[Element data from apps and pages]
* * *

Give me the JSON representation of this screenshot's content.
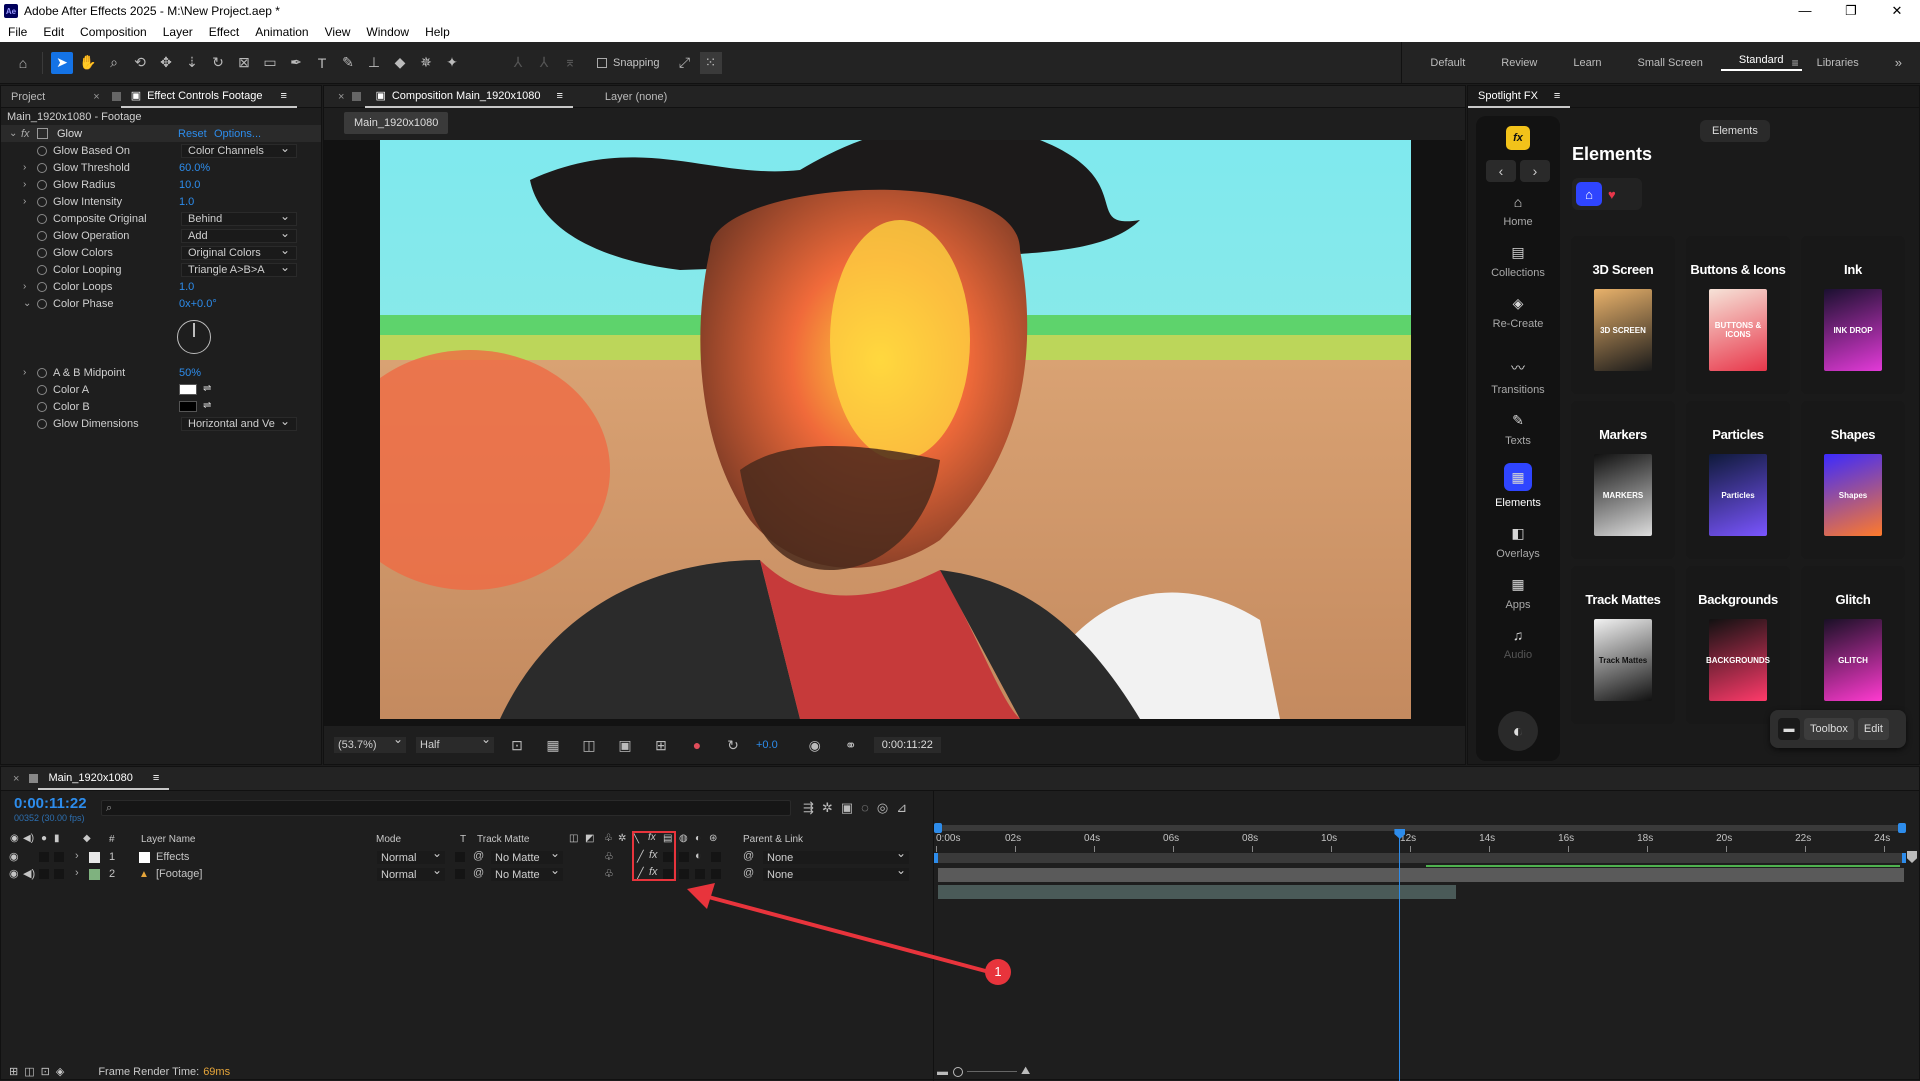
{
  "app": {
    "title": "Adobe After Effects 2025 - M:\\New Project.aep *",
    "logo": "Ae",
    "window_controls": [
      "—",
      "❐",
      "✕"
    ]
  },
  "menu": [
    "File",
    "Edit",
    "Composition",
    "Layer",
    "Effect",
    "Animation",
    "View",
    "Window",
    "Help"
  ],
  "toolbar": {
    "snapping_label": "Snapping",
    "workspaces": [
      "Default",
      "Review",
      "Learn",
      "Small Screen",
      "Standard",
      "Libraries"
    ],
    "active_workspace": "Standard",
    "overflow": "»"
  },
  "left_panel": {
    "tab_project": "Project",
    "tab_effect_controls": "Effect Controls Footage",
    "breadcrumb": "Main_1920x1080 - Footage",
    "effect_name": "Glow",
    "reset_label": "Reset",
    "options_label": "Options...",
    "properties": [
      {
        "name": "Glow Based On",
        "value": "Color Channels",
        "kind": "dropdown"
      },
      {
        "name": "Glow Threshold",
        "value": "60.0%",
        "kind": "value"
      },
      {
        "name": "Glow Radius",
        "value": "10.0",
        "kind": "value"
      },
      {
        "name": "Glow Intensity",
        "value": "1.0",
        "kind": "value"
      },
      {
        "name": "Composite Original",
        "value": "Behind",
        "kind": "dropdown"
      },
      {
        "name": "Glow Operation",
        "value": "Add",
        "kind": "dropdown"
      },
      {
        "name": "Glow Colors",
        "value": "Original Colors",
        "kind": "dropdown"
      },
      {
        "name": "Color Looping",
        "value": "Triangle A>B>A",
        "kind": "dropdown"
      },
      {
        "name": "Color Loops",
        "value": "1.0",
        "kind": "value"
      },
      {
        "name": "Color Phase",
        "value": "0x+0.0°",
        "kind": "value"
      }
    ],
    "properties2": [
      {
        "name": "A & B Midpoint",
        "value": "50%",
        "kind": "value"
      },
      {
        "name": "Color A",
        "value": "",
        "kind": "color"
      },
      {
        "name": "Color B",
        "value": "",
        "kind": "color"
      },
      {
        "name": "Glow Dimensions",
        "value": "Horizontal and Ve",
        "kind": "dropdown"
      }
    ]
  },
  "comp_panel": {
    "tab_label": "Composition Main_1920x1080",
    "layer_tab": "Layer (none)",
    "comp_button": "Main_1920x1080",
    "zoom": "(53.7%)",
    "resolution": "Half",
    "exposure": "+0.0",
    "timecode": "0:00:11:22"
  },
  "spotlight": {
    "panel_title": "Spotlight FX",
    "logo": "fx",
    "nav": [
      "‹",
      "›"
    ],
    "tabs_button": "Elements",
    "heading": "Elements",
    "sidebar": [
      {
        "label": "Home",
        "icon": "⌂"
      },
      {
        "label": "Collections",
        "icon": "▤"
      },
      {
        "label": "Re-Create",
        "icon": "◈"
      },
      {
        "label": "Transitions",
        "icon": "〰"
      },
      {
        "label": "Texts",
        "icon": "✎"
      },
      {
        "label": "Elements",
        "icon": "▦"
      },
      {
        "label": "Overlays",
        "icon": "◧"
      },
      {
        "label": "Apps",
        "icon": "▦"
      },
      {
        "label": "Audio",
        "icon": "♫"
      }
    ],
    "cards": [
      {
        "title": "3D Screen",
        "thumb": "3D SCREEN"
      },
      {
        "title": "Buttons & Icons",
        "thumb": "BUTTONS & ICONS"
      },
      {
        "title": "Ink",
        "thumb": "INK DROP"
      },
      {
        "title": "Markers",
        "thumb": "MARKERS"
      },
      {
        "title": "Particles",
        "thumb": "Particles"
      },
      {
        "title": "Shapes",
        "thumb": "Shapes"
      },
      {
        "title": "Track Mattes",
        "thumb": "Track Mattes"
      },
      {
        "title": "Backgrounds",
        "thumb": "BACKGROUNDS"
      },
      {
        "title": "Glitch",
        "thumb": "GLITCH"
      }
    ],
    "toolbox_label": "Toolbox",
    "edit_label": "Edit"
  },
  "timeline": {
    "tab_label": "Main_1920x1080",
    "timecode": "0:00:11:22",
    "fps": "00352 (30.00 fps)",
    "search_placeholder": "",
    "columns": {
      "num": "#",
      "layer_name": "Layer Name",
      "mode": "Mode",
      "t": "T",
      "track_matte": "Track Matte",
      "parent": "Parent & Link"
    },
    "layers": [
      {
        "num": "1",
        "name": "Effects",
        "mode": "Normal",
        "matte": "No Matte",
        "parent": "None",
        "label_color": "#e8e8e8"
      },
      {
        "num": "2",
        "name": "[Footage]",
        "mode": "Normal",
        "matte": "No Matte",
        "parent": "None",
        "label_color": "#7fb27f"
      }
    ],
    "ruler": [
      "0:00s",
      "02s",
      "04s",
      "06s",
      "08s",
      "10s",
      "12s",
      "14s",
      "16s",
      "18s",
      "20s",
      "22s",
      "24s"
    ],
    "playhead_seconds": 11.73,
    "duration_seconds": 24.3,
    "footage_end_seconds": 13.0,
    "render_time_label": "Frame Render Time:",
    "render_time_value": "69ms"
  },
  "annotation": {
    "marker_number": "1",
    "color": "#e8343c"
  }
}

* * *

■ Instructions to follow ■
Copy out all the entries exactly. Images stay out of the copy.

■ Response to this task ■
Give me the JSON representation of this screenshot's content.
{
  "app": {
    "title": "Adobe After Effects 2025 - M:\\New Project.aep *",
    "logo": "Ae",
    "window_controls": [
      "—",
      "❐",
      "✕"
    ]
  },
  "menu": [
    "File",
    "Edit",
    "Composition",
    "Layer",
    "Effect",
    "Animation",
    "View",
    "Window",
    "Help"
  ],
  "toolbar": {
    "snapping_label": "Snapping",
    "workspaces": [
      "Default",
      "Review",
      "Learn",
      "Small Screen",
      "Standard",
      "Libraries"
    ],
    "active_workspace": "Standard",
    "overflow": "»"
  },
  "left_panel": {
    "tab_project": "Project",
    "tab_effect_controls": "Effect Controls Footage",
    "breadcrumb": "Main_1920x1080 - Footage",
    "effect_name": "Glow",
    "reset_label": "Reset",
    "options_label": "Options...",
    "properties": [
      {
        "name": "Glow Based On",
        "value": "Color Channels",
        "kind": "dropdown"
      },
      {
        "name": "Glow Threshold",
        "value": "60.0%",
        "kind": "value"
      },
      {
        "name": "Glow Radius",
        "value": "10.0",
        "kind": "value"
      },
      {
        "name": "Glow Intensity",
        "value": "1.0",
        "kind": "value"
      },
      {
        "name": "Composite Original",
        "value": "Behind",
        "kind": "dropdown"
      },
      {
        "name": "Glow Operation",
        "value": "Add",
        "kind": "dropdown"
      },
      {
        "name": "Glow Colors",
        "value": "Original Colors",
        "kind": "dropdown"
      },
      {
        "name": "Color Looping",
        "value": "Triangle A>B>A",
        "kind": "dropdown"
      },
      {
        "name": "Color Loops",
        "value": "1.0",
        "kind": "value"
      },
      {
        "name": "Color Phase",
        "value": "0x+0.0°",
        "kind": "value"
      }
    ],
    "properties2": [
      {
        "name": "A & B Midpoint",
        "value": "50%",
        "kind": "value"
      },
      {
        "name": "Color A",
        "value": "",
        "kind": "color"
      },
      {
        "name": "Color B",
        "value": "",
        "kind": "color"
      },
      {
        "name": "Glow Dimensions",
        "value": "Horizontal and Ve",
        "kind": "dropdown"
      }
    ]
  },
  "comp_panel": {
    "tab_label": "Composition Main_1920x1080",
    "layer_tab": "Layer (none)",
    "comp_button": "Main_1920x1080",
    "zoom": "(53.7%)",
    "resolution": "Half",
    "exposure": "+0.0",
    "timecode": "0:00:11:22"
  },
  "spotlight": {
    "panel_title": "Spotlight FX",
    "logo": "fx",
    "nav": [
      "‹",
      "›"
    ],
    "tabs_button": "Elements",
    "heading": "Elements",
    "sidebar": [
      {
        "label": "Home",
        "icon": "⌂"
      },
      {
        "label": "Collections",
        "icon": "▤"
      },
      {
        "label": "Re-Create",
        "icon": "◈"
      },
      {
        "label": "Transitions",
        "icon": "〰"
      },
      {
        "label": "Texts",
        "icon": "✎"
      },
      {
        "label": "Elements",
        "icon": "▦"
      },
      {
        "label": "Overlays",
        "icon": "◧"
      },
      {
        "label": "Apps",
        "icon": "▦"
      },
      {
        "label": "Audio",
        "icon": "♫"
      }
    ],
    "cards": [
      {
        "title": "3D Screen",
        "thumb": "3D SCREEN"
      },
      {
        "title": "Buttons & Icons",
        "thumb": "BUTTONS & ICONS"
      },
      {
        "title": "Ink",
        "thumb": "INK DROP"
      },
      {
        "title": "Markers",
        "thumb": "MARKERS"
      },
      {
        "title": "Particles",
        "thumb": "Particles"
      },
      {
        "title": "Shapes",
        "thumb": "Shapes"
      },
      {
        "title": "Track Mattes",
        "thumb": "Track Mattes"
      },
      {
        "title": "Backgrounds",
        "thumb": "BACKGROUNDS"
      },
      {
        "title": "Glitch",
        "thumb": "GLITCH"
      }
    ],
    "toolbox_label": "Toolbox",
    "edit_label": "Edit"
  },
  "timeline": {
    "tab_label": "Main_1920x1080",
    "timecode": "0:00:11:22",
    "fps": "00352 (30.00 fps)",
    "search_placeholder": "",
    "columns": {
      "num": "#",
      "layer_name": "Layer Name",
      "mode": "Mode",
      "t": "T",
      "track_matte": "Track Matte",
      "parent": "Parent & Link"
    },
    "layers": [
      {
        "num": "1",
        "name": "Effects",
        "mode": "Normal",
        "matte": "No Matte",
        "parent": "None",
        "label_color": "#e8e8e8"
      },
      {
        "num": "2",
        "name": "[Footage]",
        "mode": "Normal",
        "matte": "No Matte",
        "parent": "None",
        "label_color": "#7fb27f"
      }
    ],
    "ruler": [
      "0:00s",
      "02s",
      "04s",
      "06s",
      "08s",
      "10s",
      "12s",
      "14s",
      "16s",
      "18s",
      "20s",
      "22s",
      "24s"
    ],
    "playhead_seconds": 11.73,
    "duration_seconds": 24.3,
    "footage_end_seconds": 13.0,
    "render_time_label": "Frame Render Time:",
    "render_time_value": "69ms"
  },
  "annotation": {
    "marker_number": "1",
    "color": "#e8343c"
  }
}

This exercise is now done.